Munn said it was only when she started to give herself daily reminders to meditate, focus on the positive parts of her life and to honor the values she holds dear that she started to feel whole again. The actress said she also asked for help when she was in pain and feeling exhausted on and off for six years, finally receiving a diagnosis for candida overgrowth this past spring. Her new focus on her health isn’t about physical beauty, she said. Rather, it is about taking care of herself so she can do her best.

ForbesWomen editor Maggie McGrath interviews Olivia Munn at the Forbes 30 Under 30 Summit in Detroit on Oct. 27, 2019.Taylor Hill / Getty Images

Munn said she also feels a lot of pride for the work she has done throughout the ups and downs, including on “The Daily Show” and an upcoming project called “Violet,” with “Family Ties” television star Justine Bateman and actor Justin Theroux. Doing work that you love, developing healthy relationships and finding supportive friends is important to boost your overall mental health, Munn added.

“It’s really important to have people around you who are supportive of you and who aren’t negative but also can be critical and honest,” Munn said.

McGrath asked Munn what she advice she would give her younger self, and Munn drew a laugh and applause from the crowd when she said: “Break up with that guy.” But she also added people should do things that build them up on a daily basis.

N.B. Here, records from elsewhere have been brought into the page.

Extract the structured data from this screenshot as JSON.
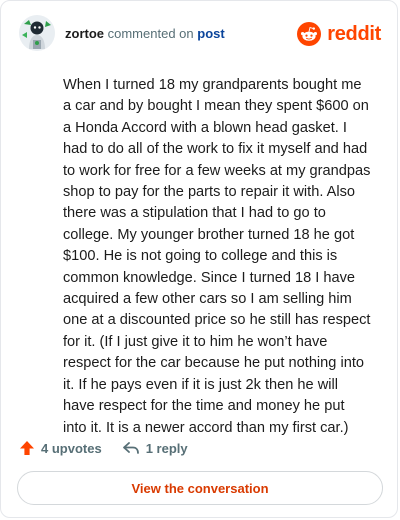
{
  "header": {
    "username": "zortoe",
    "action_text": "commented on",
    "target_text": "post",
    "brand_name": "reddit",
    "brand_color": "#ff4500"
  },
  "comment": {
    "body": "When I turned 18 my grandparents bought me a car and by bought I mean they spent $600 on a Honda Accord with a blown head gasket. I had to do all of the work to fix it myself and had to work for free for a few weeks at my grandpas shop to pay for the parts to repair it with. Also there was a stipulation that I had to go to college. My younger brother turned 18 he got $100. He is not going to college and this is common knowledge. Since I turned 18 I have acquired a few other cars so I am selling him one at a discounted price so he still has respect for it. (If I just give it to him he won’t have respect for the car because he put nothing into it. If he pays even if it is just 2k then he will have respect for the time and money he put into it. It is a newer accord than my first car.)"
  },
  "footer": {
    "upvotes_label": "4 upvotes",
    "replies_label": "1 reply",
    "upvote_icon": "upvote-arrow-icon",
    "reply_icon": "reply-arrow-icon",
    "upvote_color": "#ff4500",
    "view_button_label": "View the conversation",
    "view_button_color": "#d93a00"
  }
}
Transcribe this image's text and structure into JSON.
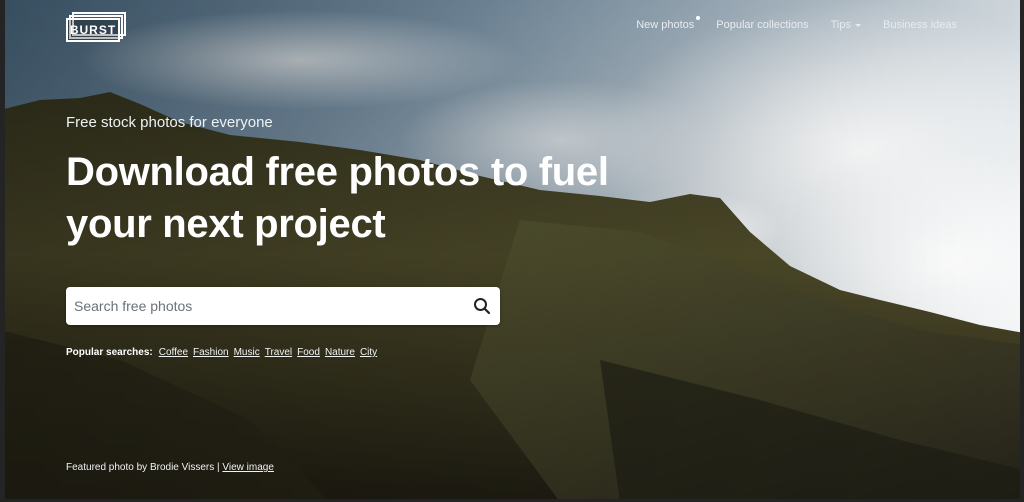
{
  "brand": {
    "logo_text": "BURST"
  },
  "nav": {
    "items": [
      {
        "label": "New photos",
        "has_dot": true
      },
      {
        "label": "Popular collections"
      },
      {
        "label": "Tips",
        "dropdown": true
      },
      {
        "label": "Business ideas"
      }
    ]
  },
  "hero": {
    "tagline": "Free stock photos for everyone",
    "headline_line1": "Download free photos to fuel",
    "headline_line2": "your next project"
  },
  "search": {
    "placeholder": "Search free photos",
    "icon": "search-icon"
  },
  "popular": {
    "label": "Popular searches:",
    "items": [
      "Coffee",
      "Fashion",
      "Music",
      "Travel",
      "Food",
      "Nature",
      "City"
    ]
  },
  "credit": {
    "text": "Featured photo by Brodie Vissers",
    "separator": "|",
    "link": "View image"
  },
  "colors": {
    "text": "#ffffff",
    "search_bg": "#ffffff",
    "search_icon": "#222222"
  }
}
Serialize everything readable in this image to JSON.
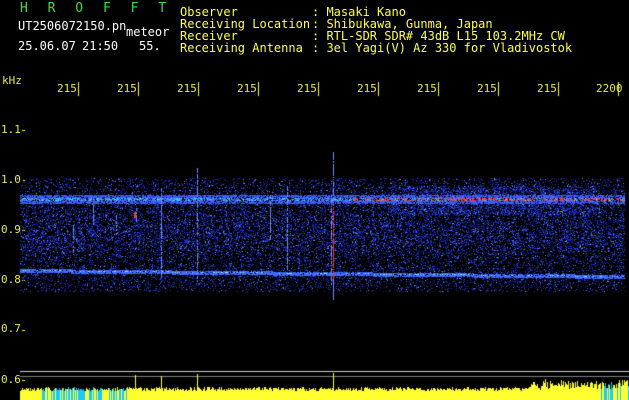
{
  "header": {
    "title": "H R O F F T",
    "filename": "UT2506072150.pn",
    "mode": "meteor",
    "date": "25.06.07",
    "time": "21:50",
    "seconds": "55."
  },
  "station": {
    "observer_label": "Observer",
    "observer_value": ": Masaki Kano",
    "location_label": "Receiving Location",
    "location_value": ": Shibukawa, Gunma, Japan",
    "receiver_label": "Receiver",
    "receiver_value": ": RTL-SDR SDR# 43dB L15 103.2MHz CW",
    "antenna_label": "Receiving Antenna",
    "antenna_value": ": 3el Yagi(V) Az 330 for Vladivostok"
  },
  "axes": {
    "unit_label": "kHz",
    "time_ticks": [
      "215",
      "215",
      "215",
      "215",
      "215",
      "215",
      "215",
      "215",
      "215",
      "2200"
    ],
    "freq_ticks": [
      "1.1",
      "1.0",
      "0.9",
      "0.8",
      "0.7",
      "0.6"
    ]
  },
  "colors": {
    "background": "#000000",
    "title_green": "#3fdc3f",
    "text_white": "#ffffff",
    "text_yellow": "#ffff4a",
    "signal_blue": "#2a4cff",
    "signal_red": "#ff3a2a",
    "level_yellow": "#ffff30",
    "level_cyan": "#18c8ff"
  }
}
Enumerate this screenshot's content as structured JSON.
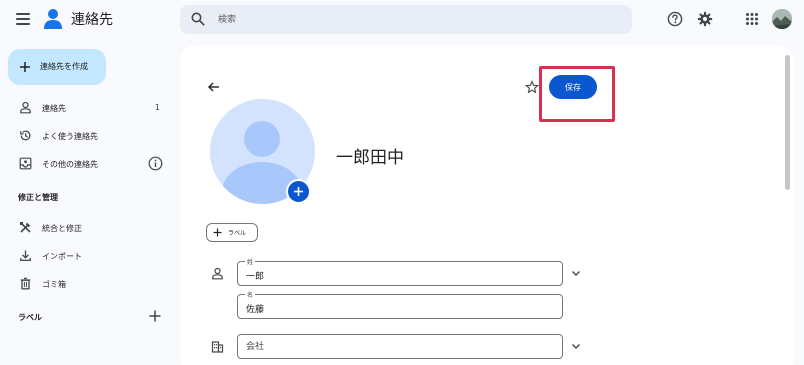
{
  "header": {
    "app_title": "連絡先",
    "search_placeholder": "検索",
    "icons": [
      "menu-icon",
      "contacts-logo-icon",
      "search-icon",
      "help-icon",
      "gear-icon",
      "apps-grid-icon",
      "account-avatar"
    ]
  },
  "sidebar": {
    "create_label": "連絡先を作成",
    "items": [
      {
        "label": "連絡先",
        "count": "1",
        "icon": "person-icon"
      },
      {
        "label": "よく使う連絡先",
        "icon": "history-icon"
      },
      {
        "label": "その他の連絡先",
        "icon": "inbox-person-icon"
      }
    ],
    "section_manage": "修正と管理",
    "manage_items": [
      {
        "label": "統合と修正",
        "icon": "tools-icon"
      },
      {
        "label": "インポート",
        "icon": "download-icon"
      },
      {
        "label": "ゴミ箱",
        "icon": "trash-icon"
      }
    ],
    "section_labels": "ラベル"
  },
  "editor": {
    "save_label": "保存",
    "contact_name": "一郎田中",
    "label_chip": "ラベル",
    "fields": {
      "last_name_label": "姓",
      "last_name_value": "一郎",
      "first_name_label": "名",
      "first_name_value": "佐藤",
      "company_placeholder": "会社"
    }
  },
  "colors": {
    "accent": "#0b57d0",
    "create_button_bg": "#c2e7ff",
    "highlight": "#d9304f",
    "photo_bg": "#d3e3fd"
  }
}
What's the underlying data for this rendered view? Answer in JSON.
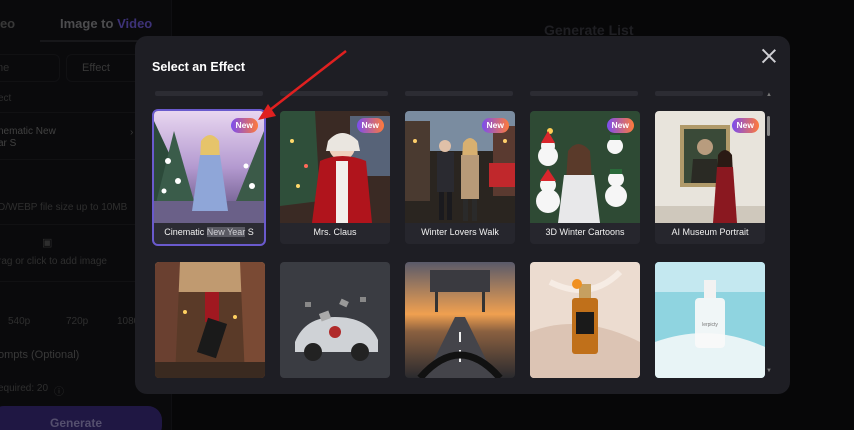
{
  "background": {
    "left_tab_1": "deo",
    "left_tab_2_prefix": "Image to ",
    "left_tab_2_accent": "Video",
    "sub_tab_1": "me",
    "sub_tab_2": "Effect",
    "section_label": "ect",
    "effect_name_line1": "nematic New",
    "effect_name_line2": "ar S",
    "upload_hint": "D/WEBP file size up to 10MB",
    "upload_action": "rag or click to add image",
    "res_1": "540p",
    "res_2": "720p",
    "res_3": "1080",
    "prompts_label": "ompts (Optional)",
    "required_label": "equired: 20",
    "generate_label": "Generate",
    "generate_list_title": "Generate List"
  },
  "modal": {
    "title": "Select an Effect",
    "badge_label": "New",
    "effects": [
      {
        "label_pre": "Cinematic ",
        "label_hl": "New Year",
        "label_post": " S",
        "is_new": true,
        "selected": true
      },
      {
        "label": "Mrs. Claus",
        "is_new": true
      },
      {
        "label": "Winter Lovers Walk",
        "is_new": true
      },
      {
        "label": "3D Winter Cartoons",
        "is_new": true
      },
      {
        "label": "AI Museum Portrait",
        "is_new": true
      }
    ],
    "row2_thumbs": [
      "lipstick-street",
      "car-explosion",
      "road-steering",
      "perfume-bottle",
      "serum-beach"
    ],
    "serum_bottle_text": "lerpicty"
  },
  "colors": {
    "accent": "#6a5acd",
    "badge_start": "#7b4df0",
    "badge_end": "#ff7a3a",
    "arrow": "#e02020"
  }
}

“As hard as it is, take time to do some physical activity every day,” Munn said. “Learn a new language. Do stuff that will fill (your mind and soul) and be well.”